462 WILLIAM LITHGOW.
effected by the assistance of a domestic of the earl of Tyrone, who was then re- siding at Rome. This man, whose name was Megget, concealed him for three days and nights on the roof of the earl's palace, and, on the fourth night, con- veyed him secretly out of the city, by aiding him to scale the walls, as the gates and streets were all carefully guarded by persons appointed by the inquisition to apprehend him.
From Rome Lithgow proceeded to Naples, and from thence to Loretto. On his way to the latter place, he overtook a carriage, in which were two young gentlemen from Rome with their mistresses, all proceeding joyously on a pil- grimage to the shrine of the Madonna. This lively group insisted upon the lonely pedestrian's stepping into their carriage, but, adhering to the rule he had laid down of never availing himself of any such conveyance, he obstinately refused. Finding that they could not prevail upon him to take a seat beside them, the good-natured pilgrims descended from their carriage, and insisted on keeping him company on foot, and, thus associated, the whole party jogged merrily on for Loretto. Here he fell in with another of his countrymen, of the name of Arthur, with whom he had been formerly acquainted, and who seems to have been imbued with some portion of his own restless and rambling disposition. Having spent some time in Loretto, they proceeded together to Ancona, and thence by sea to Venice. Here his companion left him to cross the Alps, while his own " purpose reached for Greece and Asia." Arthur, it appears, had been a domestic servant of the earl of Glencairn. The circumstance, there I ore, of Lithgow's making him a companion, would seem to be an addi- tional proof that he did not assume, or pretend to, the character of a gentleman traveller.

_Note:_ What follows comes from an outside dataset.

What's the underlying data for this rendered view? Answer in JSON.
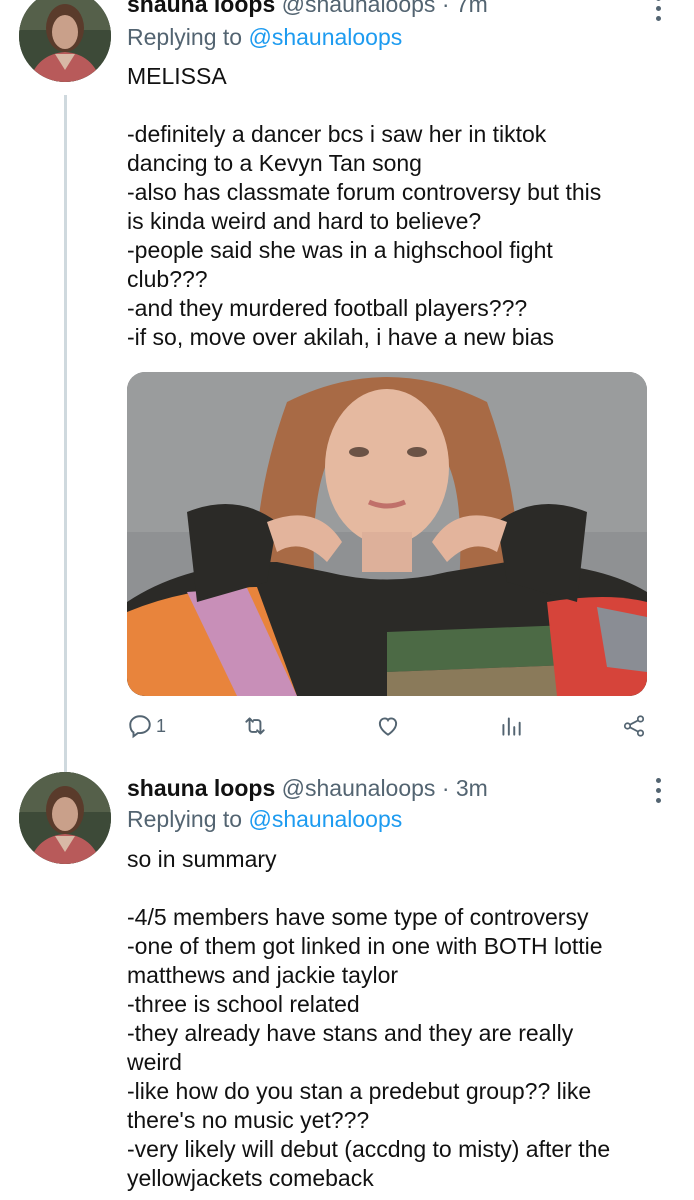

Lithgow now proceeded to visit the various islands in the Mediterranean, and thereafter wandered through Greece and Asia, encountering innumerable dan- gers and difficulties ; now shipwrecked, now attacked by banditti, now plun- dered and maltreated, and, with all this, frequently exposed for days and nights together to the inclemency of the weather ; his religion excluding him, in several places, not only from the hospitality of the natives, but even from the shelter of their houses. During his peregrinations through Greece, he met with two gen- tlemen from Venice, who entertained him kindly for ten days, and, on his de- parture made him a present of fifty zechins in gold ; the first gift, he says, he received in all his travels, and, it may be added, that this is also the first allusion he makes to any pecuniary matters relating to himself. He now pro- ceeds to declare, that if some such instances of good fortune had not befallen him he should never have been able to accomplish his " sumptuous peregrina- tion."
Not contented with the adventures in which he was unavoidably, on his part, involved, there were others which he sought. Like another Don Quixote, he released captives, or at least assisted them to effect their escape, and came to the aid of distressed damsels. Altogether, he appears to have been a singularly benevolent and kind-hearted man ; ready at all times to peril his life for the injured or oppressed, whenever he thought such a risk could be of service to them.
From Greece Lithgow proceeded over-land to Egypt, and finally reached Grand Cairo. During his journey thither, he had the good fortune to fall in with three Dutchmen at Jerusalem, who were journeying with a caravan in the same direction. These he joined, and kept by them until they reached the Egyptian capital. Here his three companions speedily killed themselves by drinking " strong Cyprus wine without mixture of water." Each as they died left the survivors all his property, and the last bequeathed the whole accumu-